The ebook is available in all major formats here and is creative commons licensed. That means it is free, not just to download but also to share. You can even edit it and pass on modified versions, as long as you keep it CC licensed.
I’ve written this book as an experiment in ebook publishing, and as a test-bed for what I think could be a good format for presenting open-source guides to the myriad interesting phenomena of psychology. If you’ve got feedback let me know.
Link to Explore your blind spot, a free ebook by Tom Stafford
I’ve written an in-depth review of Steven Pinker’s new book on the decline of violence for the latest Wilson Quarterly

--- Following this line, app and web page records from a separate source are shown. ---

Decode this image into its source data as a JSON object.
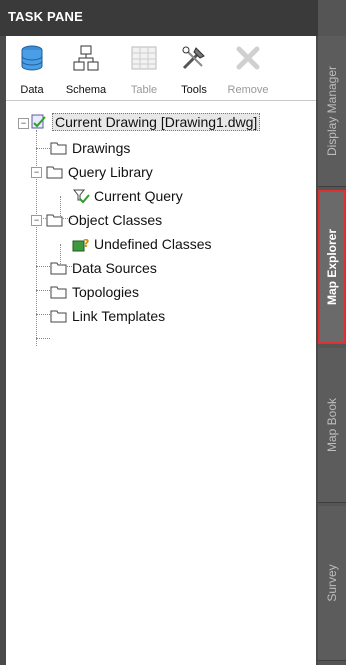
{
  "pane": {
    "title": "TASK PANE"
  },
  "toolbar": {
    "items": [
      {
        "label": "Data",
        "icon": "database-icon",
        "enabled": true
      },
      {
        "label": "Schema",
        "icon": "schema-icon",
        "enabled": true
      },
      {
        "label": "Table",
        "icon": "table-icon",
        "enabled": false
      },
      {
        "label": "Tools",
        "icon": "tools-icon",
        "enabled": true
      },
      {
        "label": "Remove",
        "icon": "remove-icon",
        "enabled": false
      }
    ]
  },
  "tree": {
    "root": "Current Drawing [Drawing1.dwg]",
    "drawings": "Drawings",
    "query_library": "Query Library",
    "current_query": "Current Query",
    "object_classes": "Object Classes",
    "undefined_classes": "Undefined Classes",
    "data_sources": "Data Sources",
    "topologies": "Topologies",
    "link_templates": "Link Templates"
  },
  "side_tabs": [
    {
      "label": "Display Manager",
      "active": false
    },
    {
      "label": "Map Explorer",
      "active": true
    },
    {
      "label": "Map Book",
      "active": false
    },
    {
      "label": "Survey",
      "active": false
    }
  ],
  "colors": {
    "active_tab_border": "#e03030",
    "panel_bg": "#ffffff",
    "chrome": "#4a4a4a"
  }
}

I thought getting a free copy and working on a review would be great fun but was rather taken aback when the 848 page book landed on my doorstep. I shouldn’t have been because there isn’t a wasted page.
I go into the details of some of Pinker’s key arguments in the book, which you can read in more detail in the review, but as you can see from this part, the book is definitely worth reading.
Despite my concerns about how Pinker portrays individual psychology and neuroscience, The Better Angels of Our Nature is so comprehensive that these faults represent only a fraction of the book. Taken as a whole, it is powerful, mind changing, and important. Pinker does not shy away from the gritty detail and is not to be taken lightly—quite literally in fact, as at more than 800 pages his book could easily be used as a weapon if you remained unpersuaded by its arguments. But this avalanche of information serves to demonstrate convincingly and counterintuitively that violence is on the decline.
In many ways, violence is a disease of the emotions. While we should never ignore the victims, it can be managed and curbed so it affects as few people as possible and remains minimally contagious. Many illnesses that once felled multitudes are now largely vanquished through greater knowledge and simple preventive measures; a similar process has made us all less likely to be targets, and perpetrators, of brutality. As Pinker argues, this is an achievement we should take pride in.
You can read the full text of the review by clicking on the link below. Thanks to The Wilson Quarterly for making it available online.
Link to review of Pinker’s new book in The Wilson Quarterly.